WORK INSTRUCTION:
Please print the records below exactly as they are written.

--- DATA FOR REVIEW ---

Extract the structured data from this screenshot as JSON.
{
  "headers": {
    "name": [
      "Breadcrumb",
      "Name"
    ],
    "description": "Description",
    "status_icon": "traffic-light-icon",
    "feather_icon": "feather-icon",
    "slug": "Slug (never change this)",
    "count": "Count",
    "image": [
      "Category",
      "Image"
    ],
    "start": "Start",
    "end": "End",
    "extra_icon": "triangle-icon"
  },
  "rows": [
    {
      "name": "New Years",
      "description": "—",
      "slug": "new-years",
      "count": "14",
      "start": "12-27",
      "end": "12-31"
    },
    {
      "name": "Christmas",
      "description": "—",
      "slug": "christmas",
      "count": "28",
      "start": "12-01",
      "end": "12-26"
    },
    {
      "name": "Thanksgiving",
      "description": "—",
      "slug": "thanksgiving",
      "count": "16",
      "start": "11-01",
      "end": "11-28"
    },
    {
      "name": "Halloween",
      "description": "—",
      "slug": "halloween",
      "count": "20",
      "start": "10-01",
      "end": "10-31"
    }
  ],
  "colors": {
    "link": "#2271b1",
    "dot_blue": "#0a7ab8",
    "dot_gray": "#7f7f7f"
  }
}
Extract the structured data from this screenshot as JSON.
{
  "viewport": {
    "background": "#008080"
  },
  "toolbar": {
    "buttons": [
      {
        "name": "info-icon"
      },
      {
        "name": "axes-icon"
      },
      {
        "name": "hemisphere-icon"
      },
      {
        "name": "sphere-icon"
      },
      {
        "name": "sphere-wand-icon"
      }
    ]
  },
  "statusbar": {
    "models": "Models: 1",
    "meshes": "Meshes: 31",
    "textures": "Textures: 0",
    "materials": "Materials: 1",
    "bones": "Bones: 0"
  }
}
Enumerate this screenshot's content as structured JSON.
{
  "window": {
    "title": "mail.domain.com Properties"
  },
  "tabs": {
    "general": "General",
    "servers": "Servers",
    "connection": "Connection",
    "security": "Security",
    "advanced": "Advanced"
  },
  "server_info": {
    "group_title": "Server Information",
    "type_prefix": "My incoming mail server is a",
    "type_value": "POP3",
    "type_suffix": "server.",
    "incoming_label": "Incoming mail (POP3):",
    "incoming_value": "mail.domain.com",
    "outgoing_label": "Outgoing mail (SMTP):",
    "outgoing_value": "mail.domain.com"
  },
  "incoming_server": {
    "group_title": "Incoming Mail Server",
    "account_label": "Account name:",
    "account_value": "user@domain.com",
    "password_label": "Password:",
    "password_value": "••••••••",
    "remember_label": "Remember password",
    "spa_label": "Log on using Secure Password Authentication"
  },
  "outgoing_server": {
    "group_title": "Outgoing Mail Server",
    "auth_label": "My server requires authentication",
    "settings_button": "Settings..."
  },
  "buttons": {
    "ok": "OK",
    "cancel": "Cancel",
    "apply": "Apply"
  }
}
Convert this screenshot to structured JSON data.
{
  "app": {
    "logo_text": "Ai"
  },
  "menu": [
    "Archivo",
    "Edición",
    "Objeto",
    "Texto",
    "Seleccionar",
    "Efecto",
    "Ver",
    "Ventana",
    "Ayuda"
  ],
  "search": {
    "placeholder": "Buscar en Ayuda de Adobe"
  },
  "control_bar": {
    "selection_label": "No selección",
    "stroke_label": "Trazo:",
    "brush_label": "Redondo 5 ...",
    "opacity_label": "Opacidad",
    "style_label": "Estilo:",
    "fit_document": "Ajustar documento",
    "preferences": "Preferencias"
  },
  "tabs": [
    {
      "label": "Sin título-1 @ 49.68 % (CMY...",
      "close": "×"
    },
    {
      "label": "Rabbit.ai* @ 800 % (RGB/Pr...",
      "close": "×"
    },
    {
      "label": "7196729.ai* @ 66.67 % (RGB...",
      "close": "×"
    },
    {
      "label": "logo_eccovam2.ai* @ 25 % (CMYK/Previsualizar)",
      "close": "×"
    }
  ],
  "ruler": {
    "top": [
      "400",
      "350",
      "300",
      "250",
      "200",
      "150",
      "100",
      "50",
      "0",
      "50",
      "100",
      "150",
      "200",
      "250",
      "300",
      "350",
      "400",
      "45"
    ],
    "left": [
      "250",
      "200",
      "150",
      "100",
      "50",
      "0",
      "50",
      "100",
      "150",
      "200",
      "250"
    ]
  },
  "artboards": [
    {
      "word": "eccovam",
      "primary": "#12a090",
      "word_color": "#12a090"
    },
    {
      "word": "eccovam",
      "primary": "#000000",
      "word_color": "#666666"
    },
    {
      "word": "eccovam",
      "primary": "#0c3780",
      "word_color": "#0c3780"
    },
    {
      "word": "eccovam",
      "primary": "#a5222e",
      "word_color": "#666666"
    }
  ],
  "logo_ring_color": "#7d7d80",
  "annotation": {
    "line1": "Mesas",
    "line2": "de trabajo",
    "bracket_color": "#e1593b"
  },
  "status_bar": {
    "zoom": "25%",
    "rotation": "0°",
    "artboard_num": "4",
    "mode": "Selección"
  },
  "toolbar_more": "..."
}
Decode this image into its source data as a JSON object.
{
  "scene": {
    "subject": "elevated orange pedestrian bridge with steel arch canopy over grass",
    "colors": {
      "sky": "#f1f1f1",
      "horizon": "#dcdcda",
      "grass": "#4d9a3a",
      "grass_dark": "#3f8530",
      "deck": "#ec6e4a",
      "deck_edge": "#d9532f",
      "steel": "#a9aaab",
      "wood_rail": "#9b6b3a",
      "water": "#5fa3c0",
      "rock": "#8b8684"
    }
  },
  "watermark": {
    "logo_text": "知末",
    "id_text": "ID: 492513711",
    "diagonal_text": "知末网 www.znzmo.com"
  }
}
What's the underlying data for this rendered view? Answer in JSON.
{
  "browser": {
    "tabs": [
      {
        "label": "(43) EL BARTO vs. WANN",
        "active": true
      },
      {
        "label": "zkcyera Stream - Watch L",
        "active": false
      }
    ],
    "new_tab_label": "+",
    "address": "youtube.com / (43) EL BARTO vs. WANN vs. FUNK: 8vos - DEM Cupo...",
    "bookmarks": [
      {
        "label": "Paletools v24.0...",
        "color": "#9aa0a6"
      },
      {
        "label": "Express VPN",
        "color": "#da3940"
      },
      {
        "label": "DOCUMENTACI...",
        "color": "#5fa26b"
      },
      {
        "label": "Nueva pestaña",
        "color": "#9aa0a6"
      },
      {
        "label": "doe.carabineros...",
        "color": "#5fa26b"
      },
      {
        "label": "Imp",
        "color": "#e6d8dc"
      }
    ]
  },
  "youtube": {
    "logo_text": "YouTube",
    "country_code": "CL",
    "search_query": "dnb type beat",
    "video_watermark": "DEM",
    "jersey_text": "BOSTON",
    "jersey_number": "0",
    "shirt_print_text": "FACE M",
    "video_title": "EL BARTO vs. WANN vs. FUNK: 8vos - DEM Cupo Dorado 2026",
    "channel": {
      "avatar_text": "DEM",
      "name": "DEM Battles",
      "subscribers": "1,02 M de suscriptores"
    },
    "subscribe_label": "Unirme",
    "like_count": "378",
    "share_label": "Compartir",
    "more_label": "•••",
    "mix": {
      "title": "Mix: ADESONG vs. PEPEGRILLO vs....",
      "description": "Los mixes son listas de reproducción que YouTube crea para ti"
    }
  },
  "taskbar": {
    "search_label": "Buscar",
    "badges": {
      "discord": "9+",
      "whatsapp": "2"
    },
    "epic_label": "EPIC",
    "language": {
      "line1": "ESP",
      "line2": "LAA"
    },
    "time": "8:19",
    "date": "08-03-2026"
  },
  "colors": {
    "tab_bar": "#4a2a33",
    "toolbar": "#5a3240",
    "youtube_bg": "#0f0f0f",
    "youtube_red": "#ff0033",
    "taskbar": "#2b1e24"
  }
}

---

SOLVED EXERCISE:
Extract the structured data from this screenshot as JSON.
{
  "headers": {
    "name": [
      "Breadcrumb",
      "Name"
    ],
    "description": "Description",
    "status_icon": "traffic-light-icon",
    "feather_icon": "feather-icon",
    "slug": "Slug (never change this)",
    "count": "Count",
    "image": [
      "Category",
      "Image"
    ],
    "start": "Start",
    "end": "End",
    "extra_icon": "triangle-icon"
  },
  "rows": [
    {
      "name": "New Years",
      "description": "—",
      "slug": "new-years",
      "count": "14",
      "start": "12-27",
      "end": "12-31"
    },
    {
      "name": "Christmas",
      "description": "—",
      "slug": "christmas",
      "count": "28",
      "start": "12-01",
      "end": "12-26"
    },
    {
      "name": "Thanksgiving",
      "description": "—",
      "slug": "thanksgiving",
      "count": "16",
      "start": "11-01",
      "end": "11-28"
    },
    {
      "name": "Halloween",
      "description": "—",
      "slug": "halloween",
      "count": "20",
      "start": "10-01",
      "end": "10-31"
    }
  ],
  "colors": {
    "link": "#2271b1",
    "dot_blue": "#0a7ab8",
    "dot_gray": "#7f7f7f"
  }
}
Extract the structured data from this screenshot as JSON.
{
  "viewport": {
    "background": "#008080"
  },
  "toolbar": {
    "buttons": [
      {
        "name": "info-icon"
      },
      {
        "name": "axes-icon"
      },
      {
        "name": "hemisphere-icon"
      },
      {
        "name": "sphere-icon"
      },
      {
        "name": "sphere-wand-icon"
      }
    ]
  },
  "statusbar": {
    "models": "Models: 1",
    "meshes": "Meshes: 31",
    "textures": "Textures: 0",
    "materials": "Materials: 1",
    "bones": "Bones: 0"
  }
}
Enumerate this screenshot's content as structured JSON.
{
  "window": {
    "title": "mail.domain.com Properties"
  },
  "tabs": {
    "general": "General",
    "servers": "Servers",
    "connection": "Connection",
    "security": "Security",
    "advanced": "Advanced"
  },
  "server_info": {
    "group_title": "Server Information",
    "type_prefix": "My incoming mail server is a",
    "type_value": "POP3",
    "type_suffix": "server.",
    "incoming_label": "Incoming mail (POP3):",
    "incoming_value": "mail.domain.com",
    "outgoing_label": "Outgoing mail (SMTP):",
    "outgoing_value": "mail.domain.com"
  },
  "incoming_server": {
    "group_title": "Incoming Mail Server",
    "account_label": "Account name:",
    "account_value": "user@domain.com",
    "password_label": "Password:",
    "password_value": "••••••••",
    "remember_label": "Remember password",
    "spa_label": "Log on using Secure Password Authentication"
  },
  "outgoing_server": {
    "group_title": "Outgoing Mail Server",
    "auth_label": "My server requires authentication",
    "settings_button": "Settings..."
  },
  "buttons": {
    "ok": "OK",
    "cancel": "Cancel",
    "apply": "Apply"
  }
}
Convert this screenshot to structured JSON data.
{
  "app": {
    "logo_text": "Ai"
  },
  "menu": [
    "Archivo",
    "Edición",
    "Objeto",
    "Texto",
    "Seleccionar",
    "Efecto",
    "Ver",
    "Ventana",
    "Ayuda"
  ],
  "search": {
    "placeholder": "Buscar en Ayuda de Adobe"
  },
  "control_bar": {
    "selection_label": "No selección",
    "stroke_label": "Trazo:",
    "brush_label": "Redondo 5 ...",
    "opacity_label": "Opacidad",
    "style_label": "Estilo:",
    "fit_document": "Ajustar documento",
    "preferences": "Preferencias"
  },
  "tabs": [
    {
      "label": "Sin título-1 @ 49.68 % (CMY...",
      "close": "×"
    },
    {
      "label": "Rabbit.ai* @ 800 % (RGB/Pr...",
      "close": "×"
    },
    {
      "label": "7196729.ai* @ 66.67 % (RGB...",
      "close": "×"
    },
    {
      "label": "logo_eccovam2.ai* @ 25 % (CMYK/Previsualizar)",
      "close": "×"
    }
  ],
  "ruler": {
    "top": [
      "400",
      "350",
      "300",
      "250",
      "200",
      "150",
      "100",
      "50",
      "0",
      "50",
      "100",
      "150",
      "200",
      "250",
      "300",
      "350",
      "400",
      "45"
    ],
    "left": [
      "250",
      "200",
      "150",
      "100",
      "50",
      "0",
      "50",
      "100",
      "150",
      "200",
      "250"
    ]
  },
  "artboards": [
    {
      "word": "eccovam",
      "primary": "#12a090",
      "word_color": "#12a090"
    },
    {
      "word": "eccovam",
      "primary": "#000000",
      "word_color": "#666666"
    },
    {
      "word": "eccovam",
      "primary": "#0c3780",
      "word_color": "#0c3780"
    },
    {
      "word": "eccovam",
      "primary": "#a5222e",
      "word_color": "#666666"
    }
  ],
  "logo_ring_color": "#7d7d80",
  "annotation": {
    "line1": "Mesas",
    "line2": "de trabajo",
    "bracket_color": "#e1593b"
  },
  "status_bar": {
    "zoom": "25%",
    "rotation": "0°",
    "artboard_num": "4",
    "mode": "Selección"
  },
  "toolbar_more": "..."
}
Decode this image into its source data as a JSON object.
{
  "scene": {
    "subject": "elevated orange pedestrian bridge with steel arch canopy over grass",
    "colors": {
      "sky": "#f1f1f1",
      "horizon": "#dcdcda",
      "grass": "#4d9a3a",
      "grass_dark": "#3f8530",
      "deck": "#ec6e4a",
      "deck_edge": "#d9532f",
      "steel": "#a9aaab",
      "wood_rail": "#9b6b3a",
      "water": "#5fa3c0",
      "rock": "#8b8684"
    }
  },
  "watermark": {
    "logo_text": "知末",
    "id_text": "ID: 492513711",
    "diagonal_text": "知末网 www.znzmo.com"
  }
}
What's the underlying data for this rendered view? Answer in JSON.
{
  "browser": {
    "tabs": [
      {
        "label": "(43) EL BARTO vs. WANN",
        "active": true
      },
      {
        "label": "zkcyera Stream - Watch L",
        "active": false
      }
    ],
    "new_tab_label": "+",
    "address": "youtube.com / (43) EL BARTO vs. WANN vs. FUNK: 8vos - DEM Cupo...",
    "bookmarks": [
      {
        "label": "Paletools v24.0...",
        "color": "#9aa0a6"
      },
      {
        "label": "Express VPN",
        "color": "#da3940"
      },
      {
        "label": "DOCUMENTACI...",
        "color": "#5fa26b"
      },
      {
        "label": "Nueva pestaña",
        "color": "#9aa0a6"
      },
      {
        "label": "doe.carabineros...",
        "color": "#5fa26b"
      },
      {
        "label": "Imp",
        "color": "#e6d8dc"
      }
    ]
  },
  "youtube": {
    "logo_text": "YouTube",
    "country_code": "CL",
    "search_query": "dnb type beat",
    "video_watermark": "DEM",
    "jersey_text": "BOSTON",
    "jersey_number": "0",
    "shirt_print_text": "FACE M",
    "video_title": "EL BARTO vs. WANN vs. FUNK: 8vos - DEM Cupo Dorado 2026",
    "channel": {
      "avatar_text": "DEM",
      "name": "DEM Battles",
      "subscribers": "1,02 M de suscriptores"
    },
    "subscribe_label": "Unirme",
    "like_count": "378",
    "share_label": "Compartir",
    "more_label": "•••",
    "mix": {
      "title": "Mix: ADESONG vs. PEPEGRILLO vs....",
      "description": "Los mixes son listas de reproducción que YouTube crea para ti"
    }
  },
  "taskbar": {
    "search_label": "Buscar",
    "badges": {
      "discord": "9+",
      "whatsapp": "2"
    },
    "epic_label": "EPIC",
    "language": {
      "line1": "ESP",
      "line2": "LAA"
    },
    "time": "8:19",
    "date": "08-03-2026"
  },
  "colors": {
    "tab_bar": "#4a2a33",
    "toolbar": "#5a3240",
    "youtube_bg": "#0f0f0f",
    "youtube_red": "#ff0033",
    "taskbar": "#2b1e24"
  }
}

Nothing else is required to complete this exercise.